Karen Lynch

The Author

Karen Lynch

Karen Lynch is a journalist who has covered global business, technology and policy in New York, Paris and Washington, DC, for more than 30 years. Karen also is a principal at Content Marketing Partners.
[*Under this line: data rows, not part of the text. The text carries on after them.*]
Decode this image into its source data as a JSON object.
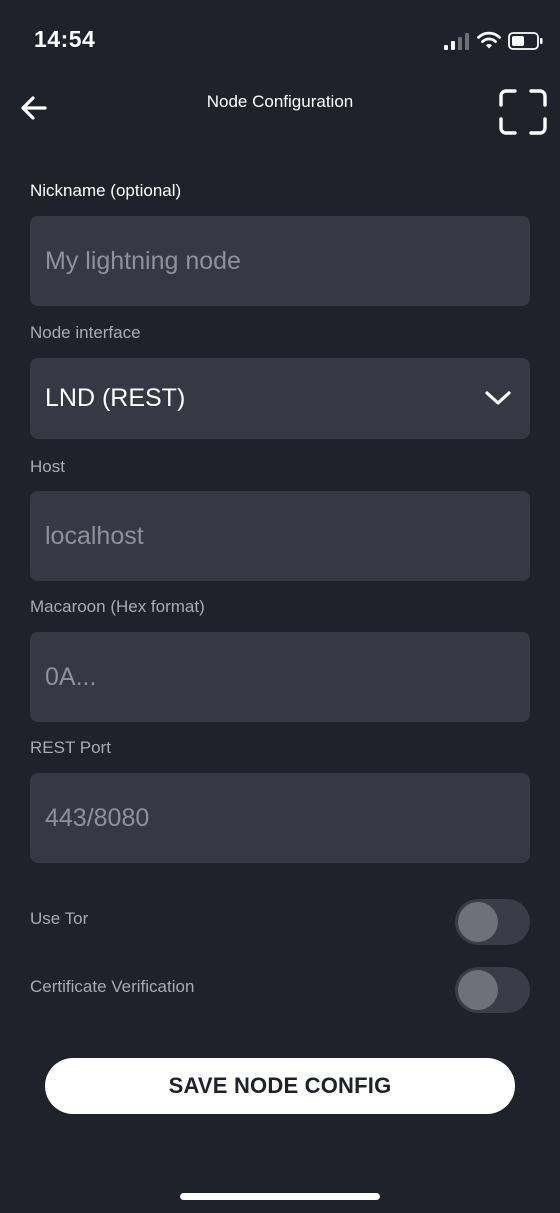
{
  "status_bar": {
    "time": "14:54"
  },
  "header": {
    "title": "Node Configuration",
    "back_icon": "arrow-left-icon",
    "scan_icon": "scan-frame-icon"
  },
  "form": {
    "nickname": {
      "label": "Nickname (optional)",
      "placeholder": "My lightning node",
      "value": ""
    },
    "node_interface": {
      "label": "Node interface",
      "selected": "LND (REST)"
    },
    "host": {
      "label": "Host",
      "placeholder": "localhost",
      "value": ""
    },
    "macaroon": {
      "label": "Macaroon (Hex format)",
      "placeholder": "0A...",
      "value": ""
    },
    "rest_port": {
      "label": "REST Port",
      "placeholder": "443/8080",
      "value": ""
    },
    "use_tor": {
      "label": "Use Tor",
      "enabled": false
    },
    "certificate_verification": {
      "label": "Certificate Verification",
      "enabled": false
    }
  },
  "actions": {
    "save_label": "SAVE NODE CONFIG"
  },
  "colors": {
    "background": "#1f222b",
    "field_background": "#363843",
    "label": "#a9abb2",
    "placeholder": "#8f919a",
    "toggle_track": "#3a3c47",
    "toggle_knob": "#6f7079",
    "button_background": "#ffffff"
  }
}
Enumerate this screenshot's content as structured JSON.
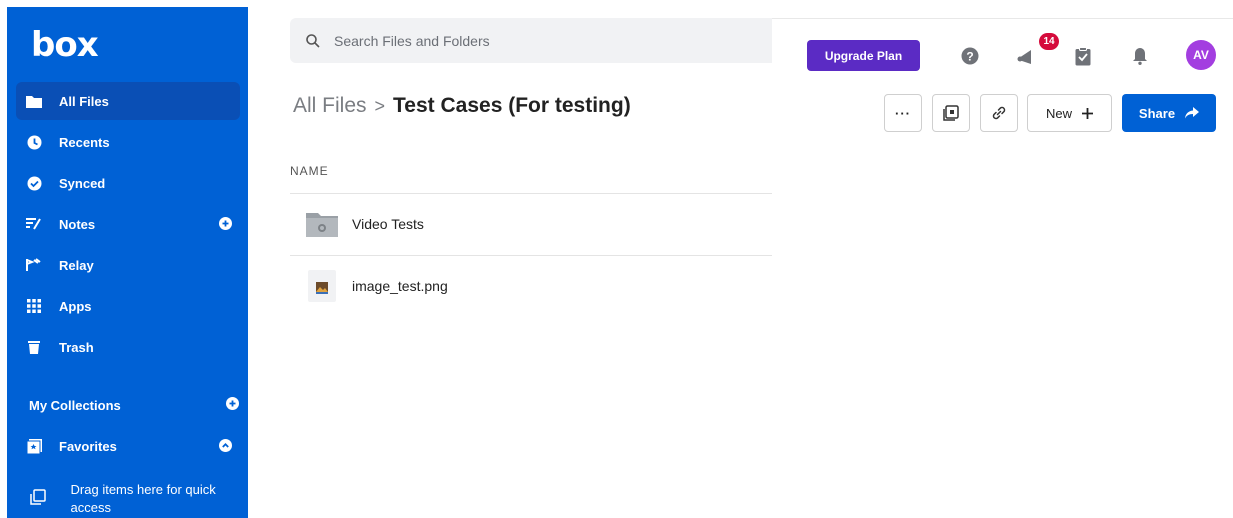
{
  "app": {
    "logo": "box"
  },
  "sidebar": {
    "items": [
      {
        "label": "All Files",
        "icon": "folder-icon"
      },
      {
        "label": "Recents",
        "icon": "clock-icon"
      },
      {
        "label": "Synced",
        "icon": "check-circle-icon"
      },
      {
        "label": "Notes",
        "icon": "notes-icon"
      },
      {
        "label": "Relay",
        "icon": "relay-icon"
      },
      {
        "label": "Apps",
        "icon": "apps-grid-icon"
      },
      {
        "label": "Trash",
        "icon": "trash-icon"
      }
    ],
    "collections_label": "My Collections",
    "favorites_label": "Favorites",
    "drag_hint": "Drag items here for quick access"
  },
  "search": {
    "placeholder": "Search Files and Folders"
  },
  "header": {
    "upgrade_label": "Upgrade Plan",
    "notification_count": "14",
    "avatar_initials": "AV"
  },
  "breadcrumb": {
    "root": "All Files",
    "separator": ">",
    "current": "Test Cases (For testing)"
  },
  "actions": {
    "more": "···",
    "new_label": "New",
    "share_label": "Share"
  },
  "list": {
    "column_name": "NAME",
    "rows": [
      {
        "name": "Video Tests",
        "type": "folder"
      },
      {
        "name": "image_test.png",
        "type": "image"
      }
    ]
  },
  "colors": {
    "brand": "#0061d5",
    "upgrade": "#5b2bc4",
    "badge": "#d50b3c",
    "avatar": "#a33ee0"
  }
}
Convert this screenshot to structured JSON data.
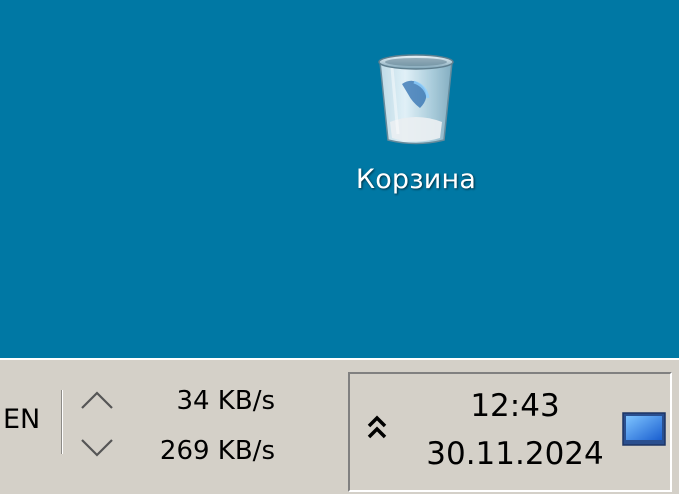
{
  "desktop": {
    "background": "#0078a4",
    "icons": [
      {
        "label": "Корзина",
        "icon": "recycle-bin-icon"
      }
    ]
  },
  "taskbar": {
    "background": "#d4d0c8",
    "language": "EN",
    "network": {
      "upload_rate": "34 KB/s",
      "download_rate": "269 KB/s",
      "upload_icon": "chevron-up-icon",
      "download_icon": "chevron-down-icon"
    },
    "tray": {
      "expand_icon": "double-chevron-up-icon",
      "time": "12:43",
      "date": "30.11.2024",
      "show_desktop_icon": "monitor-icon"
    }
  }
}
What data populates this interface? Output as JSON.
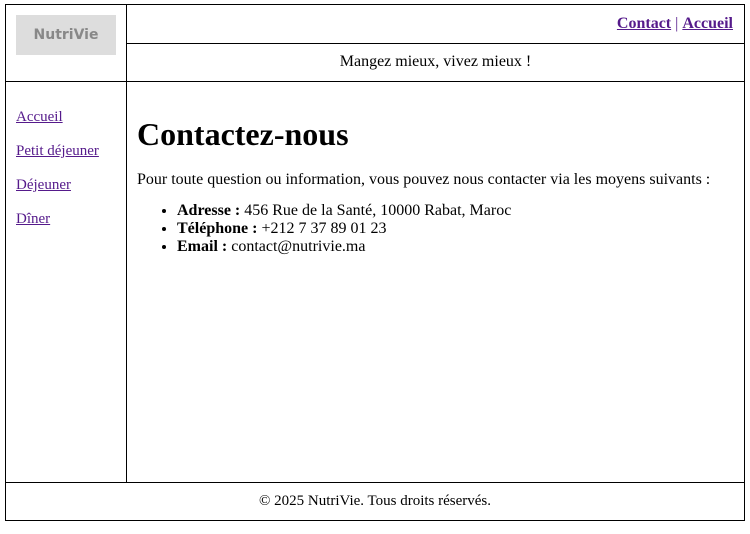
{
  "logo": {
    "text": "NutriVie"
  },
  "topnav": {
    "links": [
      {
        "label": "Contact"
      },
      {
        "label": "Accueil"
      }
    ],
    "separator": "|"
  },
  "tagline": "Mangez mieux, vivez mieux !",
  "sidebar": {
    "items": [
      {
        "label": "Accueil"
      },
      {
        "label": "Petit déjeuner"
      },
      {
        "label": "Déjeuner"
      },
      {
        "label": "Dîner"
      }
    ]
  },
  "main": {
    "title": "Contactez-nous",
    "intro": "Pour toute question ou information, vous pouvez nous contacter via les moyens suivants :",
    "contacts": [
      {
        "label": "Adresse :",
        "value": "456 Rue de la Santé, 10000 Rabat, Maroc"
      },
      {
        "label": "Téléphone :",
        "value": "+212 7 37 89 01 23"
      },
      {
        "label": "Email :",
        "value": "contact@nutrivie.ma"
      }
    ]
  },
  "footer": {
    "text": "© 2025 NutriVie. Tous droits réservés."
  },
  "colors": {
    "link_visited": "#551a8b",
    "logo_bg": "#dddddd",
    "logo_text": "#888888",
    "border": "#000000"
  }
}
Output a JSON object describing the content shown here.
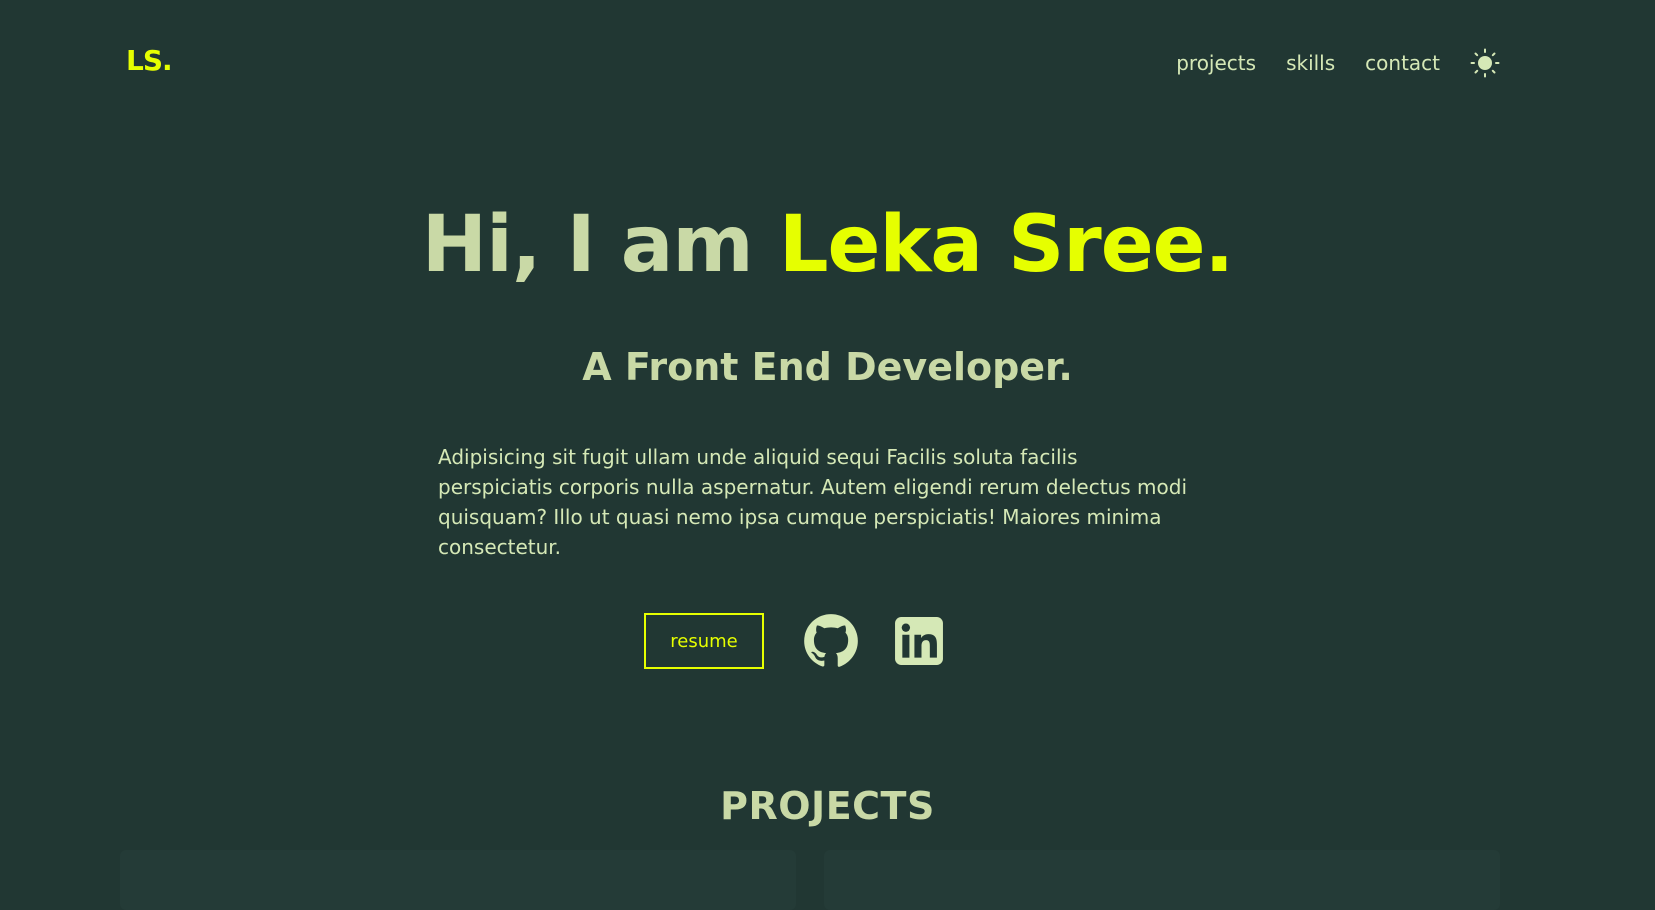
{
  "header": {
    "logo": "LS.",
    "nav": [
      {
        "label": "projects"
      },
      {
        "label": "skills"
      },
      {
        "label": "contact"
      }
    ],
    "theme_icon": "sun-icon"
  },
  "hero": {
    "greeting": "Hi, I am ",
    "name": "Leka Sree.",
    "subtitle": "A Front End Developer.",
    "description": "Adipisicing sit fugit ullam unde aliquid sequi Facilis soluta facilis perspiciatis corporis nulla aspernatur. Autem eligendi rerum delectus modi quisquam? Illo ut quasi nemo ipsa cumque perspiciatis! Maiores minima consectetur.",
    "resume_label": "resume",
    "social_icons": [
      "github-icon",
      "linkedin-icon"
    ]
  },
  "projects": {
    "heading": "PROJECTS"
  },
  "colors": {
    "background": "#213733",
    "accent": "#e6ff00",
    "text_primary": "#c9d9a6",
    "text_secondary": "#d5e8b6"
  }
}
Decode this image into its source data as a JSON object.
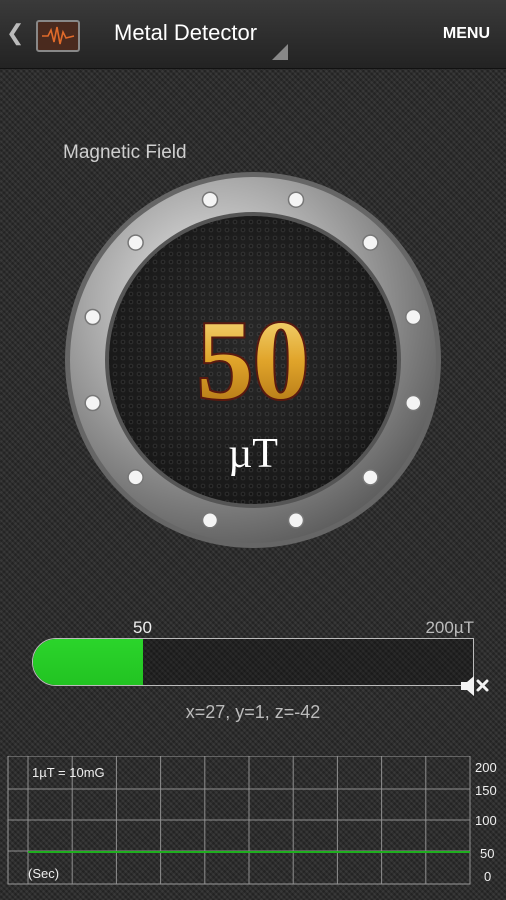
{
  "header": {
    "back": "❮",
    "title": "Metal Detector",
    "menu_label": "MENU",
    "icon": "waveform-icon"
  },
  "gauge": {
    "label": "Magnetic Field",
    "value": "50",
    "unit": "µT",
    "ring_color": "#c9c9c9",
    "value_color": "#d89a1c"
  },
  "meter": {
    "current_label": "50",
    "max_label": "200µT",
    "fraction": 0.25,
    "fill_color": "#22c322",
    "mute_icon": "speaker-muted-icon"
  },
  "axes_readout": "x=27,  y=1,  z=-42",
  "graph": {
    "note": "1µT = 10mG",
    "x_label": "(Sec)",
    "y_ticks": [
      "200",
      "150",
      "100",
      "50",
      "0"
    ],
    "line_color": "#1fae1f"
  }
}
1. “GBTA Forecasts 7 Percent Growth in Global Business Travel Spend,” Global Business Travel Association;
2. “3Q 2018 Middle Market Indicator,” National Center for the Middle Market;
3. Small Business Credit Survey, U.S. Federal Reserve;
4. “October 2018 Report: Small Business Optimism Index,” National Federation of Independent Business;
5. Senior Loan Officer Opinion Survey on Bank Lending Practices, Federal Reserve Board of Governors;
6. “Buoyant Global Economy Means Higher Hotel and Air Prices in 2019,” Global Business Travel Association;
7. “Second-Quarter 2018 Air Fare Data,” U.S. Department of Transportation;
8. “How Would a Global Trade War Affect Aviation?” International Air Transport Association;
9. “National Business Traveler Day,” Upside Business Travel;
10. “New Research Identifies Business Travel Dining,” Global Business Travel Association;
11. “SpendSmart Quarterly Report,” Certify;
12. “Travel Payment Goes Virtual,” Global Business Travel Association;
13. Getting Better Mileage Out of Your Travel, Expense and Invoice Solutions,” Forrester;
14. “Shortlist Potential TEM Vendors with this Guide,” SAP Concur;
15. “Market Guide for Travel Expense Management Software,” Gartner;
16. “Credit Card Landscape Report: Terms, Trends and More,” Wallet Hub;
17. “Many Companies Don’t Know the Details of Their Travel Payment Methods,” Global Business Travel Association;
18. “There’s Got to Be a Better Way to Book a Business Trip,” Upside CEO Jay Walker in;
19. Managing Every Mile: How to Deliver Greater Return on Investment from Travel and Expense,” London School of Economics;
20. “The DNA of Middle Market Growth,” the National Center for the Middle Market;
21. “Uncovered: The Behavioral and Psychological Effects of International Business Travel,” International SOS;